[MATERIAL FOR THIS TASK Boundary: Start]
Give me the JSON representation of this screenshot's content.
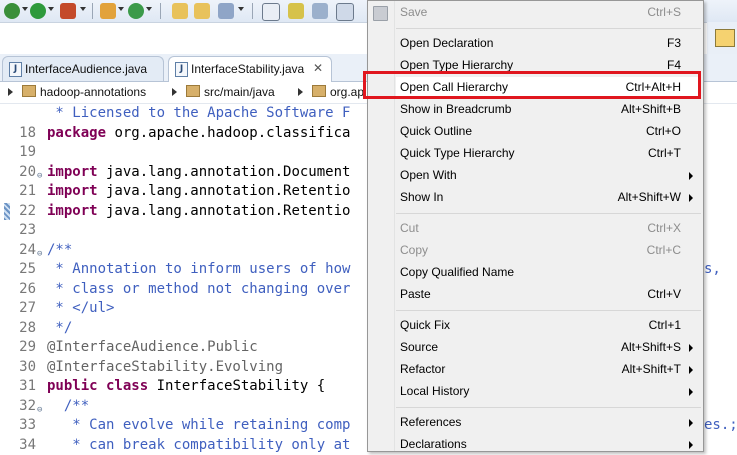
{
  "colors": {
    "highlight_border": "#e0161e",
    "keyword": "#7f0055",
    "comment": "#3f5fbf",
    "annotation": "#646464",
    "line_number": "#787878",
    "menu_bg": "#f0f0f0",
    "disabled_text": "#8d8d8d"
  },
  "tabs": [
    {
      "label": "InterfaceAudience.java",
      "icon": "java-file-icon"
    },
    {
      "label": "InterfaceStability.java",
      "icon": "java-file-icon",
      "close": "✕"
    }
  ],
  "breadcrumb": {
    "items": [
      "hadoop-annotations",
      "src/main/java",
      "org.ap"
    ]
  },
  "editor": {
    "lines": [
      {
        "num": "",
        "html": "<span class='cm'> * Licensed to the Apache Software F</span>"
      },
      {
        "num": "18",
        "html": "<span class='kw'>package</span> org.apache.hadoop.classifica"
      },
      {
        "num": "19",
        "html": ""
      },
      {
        "num": "20",
        "fold": true,
        "html": "<span class='kw'>import</span> java.lang.annotation.Document"
      },
      {
        "num": "21",
        "html": "<span class='kw'>import</span> java.lang.annotation.Retentio"
      },
      {
        "num": "22",
        "marker": true,
        "html": "<span class='kw'>import</span> java.lang.annotation.Retentio"
      },
      {
        "num": "23",
        "html": ""
      },
      {
        "num": "24",
        "fold": true,
        "html": "<span class='cm'>/**</span>"
      },
      {
        "num": "25",
        "html": "<span class='cm'> * Annotation to inform users of how</span>"
      },
      {
        "num": "26",
        "html": "<span class='cm'> * class or method not changing over</span>"
      },
      {
        "num": "27",
        "html": "<span class='cm'> * &lt;/ul&gt;</span>"
      },
      {
        "num": "28",
        "html": "<span class='cm'> */</span>"
      },
      {
        "num": "29",
        "html": "<span class='ann'>@InterfaceAudience.Public</span>"
      },
      {
        "num": "30",
        "html": "<span class='ann'>@InterfaceStability.Evolving</span>"
      },
      {
        "num": "31",
        "html": "<span class='kw'>public class</span> InterfaceStability {"
      },
      {
        "num": "32",
        "fold": true,
        "html": "<span class='cm'>  /**</span>"
      },
      {
        "num": "33",
        "html": "<span class='cm'>   * Can evolve while retaining comp</span>"
      },
      {
        "num": "34",
        "html": "<span class='cm'>   * can break compatibility only at</span>"
      }
    ],
    "overflow_right": [
      {
        "line": 25,
        "text": "s,"
      },
      {
        "line": 33,
        "text": "es.;"
      }
    ]
  },
  "context_menu": {
    "items": [
      {
        "type": "item",
        "label": "Save",
        "accel": "Ctrl+S",
        "disabled": true,
        "icon": "save-icon"
      },
      {
        "type": "sep"
      },
      {
        "type": "item",
        "label": "Open Declaration",
        "accel": "F3"
      },
      {
        "type": "item",
        "label": "Open Type Hierarchy",
        "accel": "F4"
      },
      {
        "type": "item",
        "label": "Open Call Hierarchy",
        "accel": "Ctrl+Alt+H",
        "highlight": true
      },
      {
        "type": "item",
        "label": "Show in Breadcrumb",
        "accel": "Alt+Shift+B"
      },
      {
        "type": "item",
        "label": "Quick Outline",
        "accel": "Ctrl+O"
      },
      {
        "type": "item",
        "label": "Quick Type Hierarchy",
        "accel": "Ctrl+T"
      },
      {
        "type": "item",
        "label": "Open With",
        "accel": "",
        "submenu": true
      },
      {
        "type": "item",
        "label": "Show In",
        "accel": "Alt+Shift+W",
        "submenu": true
      },
      {
        "type": "sep"
      },
      {
        "type": "item",
        "label": "Cut",
        "accel": "Ctrl+X",
        "disabled": true
      },
      {
        "type": "item",
        "label": "Copy",
        "accel": "Ctrl+C",
        "disabled": true
      },
      {
        "type": "item",
        "label": "Copy Qualified Name",
        "accel": ""
      },
      {
        "type": "item",
        "label": "Paste",
        "accel": "Ctrl+V"
      },
      {
        "type": "sep"
      },
      {
        "type": "item",
        "label": "Quick Fix",
        "accel": "Ctrl+1"
      },
      {
        "type": "item",
        "label": "Source",
        "accel": "Alt+Shift+S",
        "submenu": true
      },
      {
        "type": "item",
        "label": "Refactor",
        "accel": "Alt+Shift+T",
        "submenu": true
      },
      {
        "type": "item",
        "label": "Local History",
        "accel": "",
        "submenu": true
      },
      {
        "type": "sep"
      },
      {
        "type": "item",
        "label": "References",
        "accel": "",
        "submenu": true
      },
      {
        "type": "item",
        "label": "Declarations",
        "accel": "",
        "submenu": true
      }
    ]
  }
}
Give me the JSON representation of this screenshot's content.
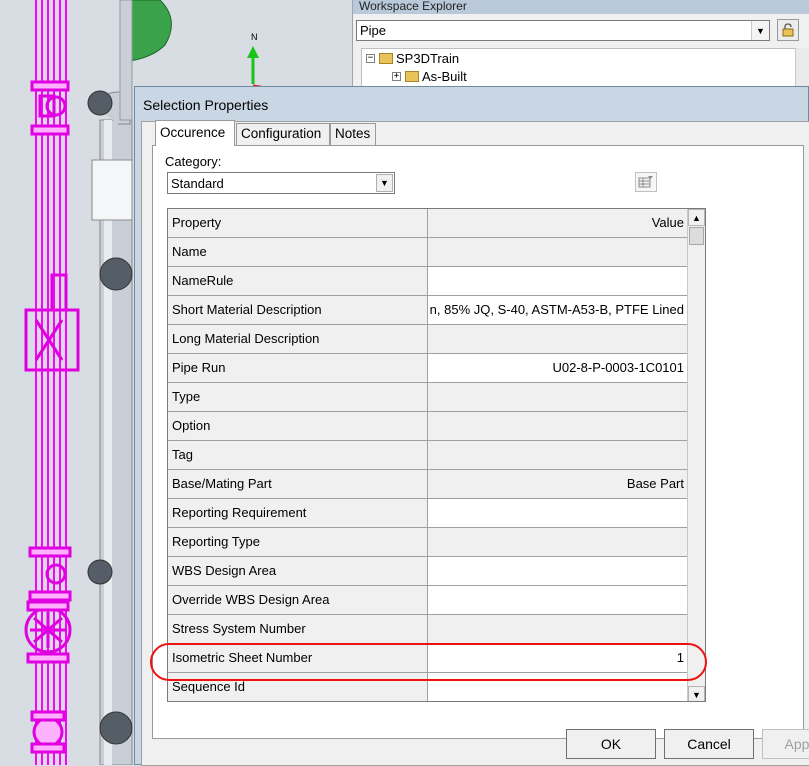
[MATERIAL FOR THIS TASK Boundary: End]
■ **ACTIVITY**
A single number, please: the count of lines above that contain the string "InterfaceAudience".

■ **EXERCISE OUTPUT**
2